    Our next spot to fish was perfect catfish water. A big tree was lying on bottom in water about 8 feet deep, on a submerged ledge that dropped quickly into the channel. Catfish could move from deep to shallow in a matter of feet and the submerged limbs and trunk of the tree provided plenty of shade from the mid day sun and, cover for baitfish. Norman had a big shad about a 10 inches long reserved and promptly severed the batfish's head with a diagonal cut that left plenty of the mid section with the head. “This bait should draw ‘Ole Moe’ out of the cover,” Norman says as he heaved the big bait up close to the submerged tree trunk. “We lose a lot of baits to hang ups doing this but we also catch a lot of big catfish. I pulled a 65 pounder from this tree not long ago and we regularly catch 20-50 pounders here.” The words were no more than out of his mouth when his rod bowed heavily toward the water and a big blue catfish made his move. For the next couple of minutes a tug of war of gargantuan magnitude was underway. The reel’s drag would scream in short bursts as the big fish darted for cover in the midst of all the cover. Norman took up slack when he could but little slack was given by the big fish. “Gotta get his head coming toward me or he will wrap around a limb and break off for sure!” he says between clinched teeth. Then, as quickly as the battle began, it was over. The line went limp and the rod recoiled back to it’s ‘at rest’ position, just a piece of graphite/fiberglass that seconds ago was straining to the max against the strength of a fish that intended to break it - or the line! With the water around this catfish hotspot disturbed by the battle with the big fish, we fired up the engine and moved to the first hole we fished. We promptly resumed the non stop action with the smaller blues. The twins enjoyed battling the smaller catfish and inquired what would they do should a fish like the one that took Norman’s bait hit one of their rods. “Just hold on and reel when you can”, instructed our guide.

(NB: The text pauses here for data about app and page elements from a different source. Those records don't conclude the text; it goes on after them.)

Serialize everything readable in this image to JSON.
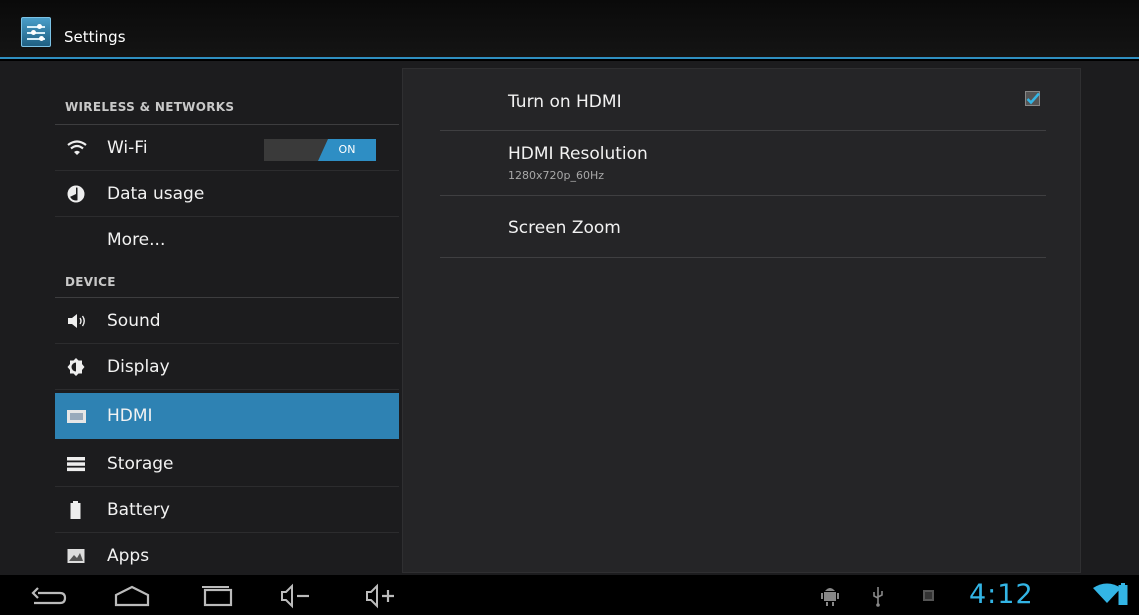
{
  "app": {
    "title": "Settings"
  },
  "sidebar": {
    "sections": [
      {
        "header": "WIRELESS & NETWORKS"
      },
      {
        "header": "DEVICE"
      }
    ],
    "items": [
      {
        "label": "Wi-Fi",
        "icon": "wifi-icon",
        "toggle": "ON"
      },
      {
        "label": "Data usage",
        "icon": "data-usage-icon"
      },
      {
        "label": "More..."
      },
      {
        "label": "Sound",
        "icon": "speaker-icon"
      },
      {
        "label": "Display",
        "icon": "brightness-icon"
      },
      {
        "label": "HDMI",
        "icon": "hdmi-icon",
        "selected": true
      },
      {
        "label": "Storage",
        "icon": "storage-icon"
      },
      {
        "label": "Battery",
        "icon": "battery-icon"
      },
      {
        "label": "Apps",
        "icon": "apps-icon"
      }
    ]
  },
  "content": {
    "prefs": [
      {
        "title": "Turn on HDMI",
        "checked": true
      },
      {
        "title": "HDMI Resolution",
        "summary": "1280x720p_60Hz"
      },
      {
        "title": "Screen Zoom"
      }
    ]
  },
  "navbar": {
    "clock": "4:12",
    "buttons": [
      "back-icon",
      "home-icon",
      "recent-apps-icon",
      "volume-down-icon",
      "volume-up-icon"
    ],
    "status_icons": [
      "android-debug-icon",
      "usb-icon",
      "notification-icon",
      "wifi-signal-icon",
      "battery-status-icon"
    ]
  },
  "colors": {
    "accent": "#33b5e5",
    "selected": "#2e82b3",
    "toggle_on": "#2e8ec4"
  }
}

    We left the river with a cooler full of catfish for an upcoming fish fry and I made a promise to return and experience the morning bite. The youngsters vowed they would get up at 3 am. if they could come back and catch ‘one of those big boys’ like Norman hooked!

    To contact Norman O’Neal, call 903-624-4900 (www.striperguidetx.com)


    Listen to Outdoors With Luke Clayton at www.catfishradio.com and check out the new fishing videos at lukeshotspots.com
     
  2. Cattledogz

    Cattledogz Active Member

    Messages:
    1,374
    State:
    NC
    Great article and picture Luke!

    It makes you feel like you are there with you on one hand and on the other it sure makes you WANT to be out there fishing on the Red!

    Thanks for sharing the articles each week. I really look forward to them.